*** Opening of Dataset content ***

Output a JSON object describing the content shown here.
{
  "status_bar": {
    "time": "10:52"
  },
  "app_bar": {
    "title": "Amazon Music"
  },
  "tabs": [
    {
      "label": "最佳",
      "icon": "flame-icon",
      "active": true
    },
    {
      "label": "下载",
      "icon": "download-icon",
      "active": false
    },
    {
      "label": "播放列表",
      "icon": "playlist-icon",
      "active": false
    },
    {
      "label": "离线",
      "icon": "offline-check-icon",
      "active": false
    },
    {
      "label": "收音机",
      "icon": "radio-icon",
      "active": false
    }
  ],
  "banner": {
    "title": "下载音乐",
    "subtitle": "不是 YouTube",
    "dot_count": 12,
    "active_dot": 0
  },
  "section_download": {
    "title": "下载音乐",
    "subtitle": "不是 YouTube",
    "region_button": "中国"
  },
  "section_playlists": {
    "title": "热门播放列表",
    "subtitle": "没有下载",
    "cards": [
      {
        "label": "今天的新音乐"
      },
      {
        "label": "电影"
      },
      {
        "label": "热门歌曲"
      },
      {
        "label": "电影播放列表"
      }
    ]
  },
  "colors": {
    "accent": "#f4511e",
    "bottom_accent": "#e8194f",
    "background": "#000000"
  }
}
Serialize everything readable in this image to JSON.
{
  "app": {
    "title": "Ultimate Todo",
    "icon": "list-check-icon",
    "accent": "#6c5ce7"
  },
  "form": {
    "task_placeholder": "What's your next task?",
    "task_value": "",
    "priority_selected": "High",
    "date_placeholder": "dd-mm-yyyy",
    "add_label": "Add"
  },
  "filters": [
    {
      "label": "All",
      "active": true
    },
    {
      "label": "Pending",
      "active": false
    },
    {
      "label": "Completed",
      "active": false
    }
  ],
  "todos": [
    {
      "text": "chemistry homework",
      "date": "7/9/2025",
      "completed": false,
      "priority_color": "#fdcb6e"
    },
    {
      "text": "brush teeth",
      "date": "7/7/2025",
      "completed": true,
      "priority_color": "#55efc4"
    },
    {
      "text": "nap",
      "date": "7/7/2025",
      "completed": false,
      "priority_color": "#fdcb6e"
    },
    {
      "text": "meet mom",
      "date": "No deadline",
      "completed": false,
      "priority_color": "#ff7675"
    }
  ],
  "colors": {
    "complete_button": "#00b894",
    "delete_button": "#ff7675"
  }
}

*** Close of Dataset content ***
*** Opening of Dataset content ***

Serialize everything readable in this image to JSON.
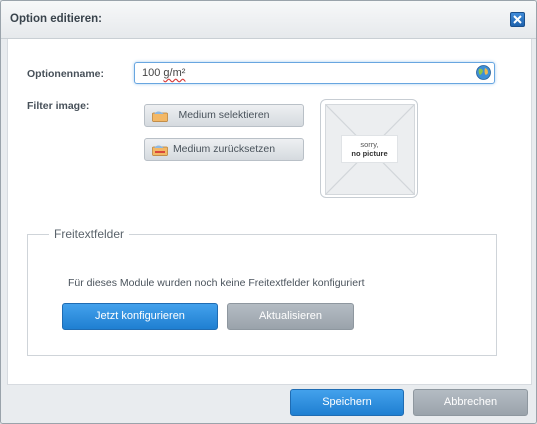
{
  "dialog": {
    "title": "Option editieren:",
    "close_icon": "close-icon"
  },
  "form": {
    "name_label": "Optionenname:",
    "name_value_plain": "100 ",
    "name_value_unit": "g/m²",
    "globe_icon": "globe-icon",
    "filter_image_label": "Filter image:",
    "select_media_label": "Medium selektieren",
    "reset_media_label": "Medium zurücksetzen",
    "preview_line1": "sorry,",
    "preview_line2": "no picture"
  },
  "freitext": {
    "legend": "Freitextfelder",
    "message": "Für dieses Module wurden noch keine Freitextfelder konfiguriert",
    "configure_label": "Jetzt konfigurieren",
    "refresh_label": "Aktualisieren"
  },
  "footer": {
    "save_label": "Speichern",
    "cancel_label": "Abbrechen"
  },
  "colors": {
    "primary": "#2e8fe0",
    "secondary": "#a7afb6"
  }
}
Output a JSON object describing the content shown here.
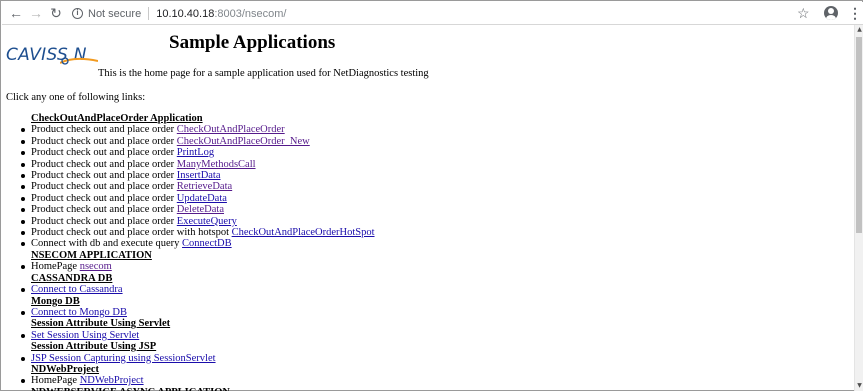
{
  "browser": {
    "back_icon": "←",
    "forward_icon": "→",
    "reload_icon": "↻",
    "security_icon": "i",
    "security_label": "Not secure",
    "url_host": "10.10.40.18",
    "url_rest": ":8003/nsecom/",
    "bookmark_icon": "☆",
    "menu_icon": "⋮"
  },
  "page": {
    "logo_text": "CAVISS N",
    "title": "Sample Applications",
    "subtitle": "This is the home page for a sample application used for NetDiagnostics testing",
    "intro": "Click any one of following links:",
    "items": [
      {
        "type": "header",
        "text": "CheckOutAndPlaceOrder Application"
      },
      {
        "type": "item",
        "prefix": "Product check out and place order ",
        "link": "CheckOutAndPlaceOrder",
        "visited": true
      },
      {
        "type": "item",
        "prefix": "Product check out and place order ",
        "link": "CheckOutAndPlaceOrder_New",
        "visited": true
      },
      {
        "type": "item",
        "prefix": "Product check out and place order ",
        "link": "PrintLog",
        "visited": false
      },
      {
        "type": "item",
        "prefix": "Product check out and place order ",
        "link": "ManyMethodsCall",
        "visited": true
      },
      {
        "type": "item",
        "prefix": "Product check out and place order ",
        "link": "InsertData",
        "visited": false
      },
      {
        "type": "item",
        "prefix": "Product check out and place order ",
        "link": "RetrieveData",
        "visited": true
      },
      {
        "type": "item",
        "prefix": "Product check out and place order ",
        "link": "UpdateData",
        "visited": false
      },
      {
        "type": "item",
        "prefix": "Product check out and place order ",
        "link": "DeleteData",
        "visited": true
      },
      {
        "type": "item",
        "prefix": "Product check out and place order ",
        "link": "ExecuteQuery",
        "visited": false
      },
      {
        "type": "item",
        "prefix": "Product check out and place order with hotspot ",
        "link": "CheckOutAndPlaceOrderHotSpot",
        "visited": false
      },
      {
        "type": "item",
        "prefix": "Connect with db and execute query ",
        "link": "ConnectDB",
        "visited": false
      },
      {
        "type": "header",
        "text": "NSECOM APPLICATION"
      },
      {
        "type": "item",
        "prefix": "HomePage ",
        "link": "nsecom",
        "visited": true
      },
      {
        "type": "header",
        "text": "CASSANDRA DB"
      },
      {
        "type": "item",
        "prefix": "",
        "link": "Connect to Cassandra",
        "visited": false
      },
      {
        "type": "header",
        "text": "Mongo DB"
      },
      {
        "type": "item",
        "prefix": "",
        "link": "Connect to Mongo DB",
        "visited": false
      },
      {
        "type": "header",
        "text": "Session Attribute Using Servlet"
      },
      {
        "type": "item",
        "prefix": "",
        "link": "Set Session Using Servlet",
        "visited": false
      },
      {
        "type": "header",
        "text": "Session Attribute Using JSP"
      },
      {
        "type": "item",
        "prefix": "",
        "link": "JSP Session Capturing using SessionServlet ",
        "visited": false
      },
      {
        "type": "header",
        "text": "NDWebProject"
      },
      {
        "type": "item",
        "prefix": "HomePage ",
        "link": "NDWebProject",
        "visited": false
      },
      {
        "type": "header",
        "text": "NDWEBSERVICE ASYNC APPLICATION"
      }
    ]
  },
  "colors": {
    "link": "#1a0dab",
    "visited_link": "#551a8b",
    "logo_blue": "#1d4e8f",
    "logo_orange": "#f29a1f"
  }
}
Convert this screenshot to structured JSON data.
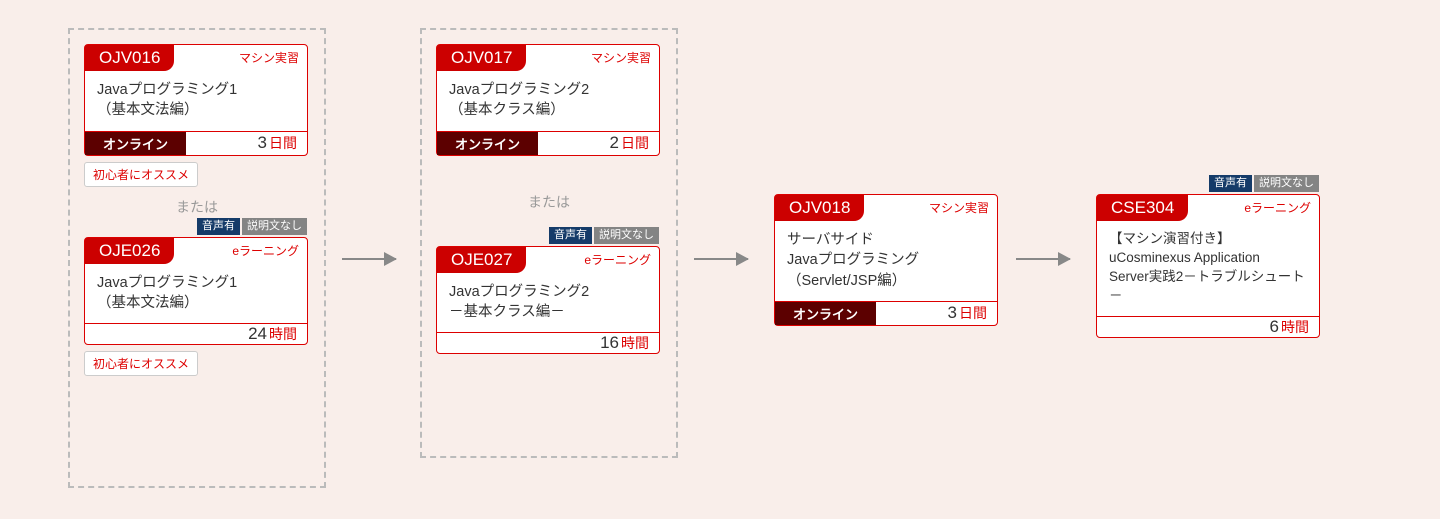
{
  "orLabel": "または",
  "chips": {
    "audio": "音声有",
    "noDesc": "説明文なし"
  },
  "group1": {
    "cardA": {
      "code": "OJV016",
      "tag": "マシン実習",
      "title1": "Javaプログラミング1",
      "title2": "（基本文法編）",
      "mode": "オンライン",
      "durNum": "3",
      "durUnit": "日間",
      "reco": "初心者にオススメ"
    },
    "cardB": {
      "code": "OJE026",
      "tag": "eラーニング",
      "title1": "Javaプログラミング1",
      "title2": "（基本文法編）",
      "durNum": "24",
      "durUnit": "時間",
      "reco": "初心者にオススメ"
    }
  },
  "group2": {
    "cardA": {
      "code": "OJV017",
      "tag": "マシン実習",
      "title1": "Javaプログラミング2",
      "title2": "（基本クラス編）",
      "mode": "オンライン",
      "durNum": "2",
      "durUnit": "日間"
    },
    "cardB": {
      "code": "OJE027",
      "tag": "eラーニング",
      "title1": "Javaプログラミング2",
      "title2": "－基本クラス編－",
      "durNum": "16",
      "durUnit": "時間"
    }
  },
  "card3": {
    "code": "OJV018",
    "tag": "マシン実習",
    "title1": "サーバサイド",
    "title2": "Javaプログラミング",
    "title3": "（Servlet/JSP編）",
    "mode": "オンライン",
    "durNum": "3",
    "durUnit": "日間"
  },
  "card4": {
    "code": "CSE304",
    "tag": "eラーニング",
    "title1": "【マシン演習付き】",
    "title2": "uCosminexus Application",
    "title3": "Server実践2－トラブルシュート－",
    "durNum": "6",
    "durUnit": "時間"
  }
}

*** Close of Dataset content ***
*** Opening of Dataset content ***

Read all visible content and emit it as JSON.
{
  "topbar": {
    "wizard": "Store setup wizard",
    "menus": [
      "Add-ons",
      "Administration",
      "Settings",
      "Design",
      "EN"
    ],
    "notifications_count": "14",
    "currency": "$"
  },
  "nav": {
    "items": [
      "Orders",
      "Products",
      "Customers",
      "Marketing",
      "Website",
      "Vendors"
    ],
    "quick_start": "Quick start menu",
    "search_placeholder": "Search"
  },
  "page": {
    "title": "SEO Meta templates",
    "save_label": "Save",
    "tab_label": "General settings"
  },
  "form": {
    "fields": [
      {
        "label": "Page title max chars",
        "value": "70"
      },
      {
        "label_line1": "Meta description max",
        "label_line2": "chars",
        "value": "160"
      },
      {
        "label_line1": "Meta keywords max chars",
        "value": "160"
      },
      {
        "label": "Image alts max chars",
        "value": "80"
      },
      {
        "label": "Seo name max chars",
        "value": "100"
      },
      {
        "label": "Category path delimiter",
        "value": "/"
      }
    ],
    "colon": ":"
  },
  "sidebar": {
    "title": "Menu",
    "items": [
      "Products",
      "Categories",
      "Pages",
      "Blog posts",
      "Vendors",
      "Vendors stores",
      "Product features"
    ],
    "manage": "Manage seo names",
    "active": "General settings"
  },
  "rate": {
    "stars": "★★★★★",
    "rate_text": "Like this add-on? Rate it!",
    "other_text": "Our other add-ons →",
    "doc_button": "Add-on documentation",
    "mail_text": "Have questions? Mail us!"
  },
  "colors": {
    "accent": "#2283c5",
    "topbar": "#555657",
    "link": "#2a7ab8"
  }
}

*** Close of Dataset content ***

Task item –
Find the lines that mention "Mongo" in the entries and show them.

Exercise result –
        "text": "Mongo DB"
        "link": "Connect to Mongo DB",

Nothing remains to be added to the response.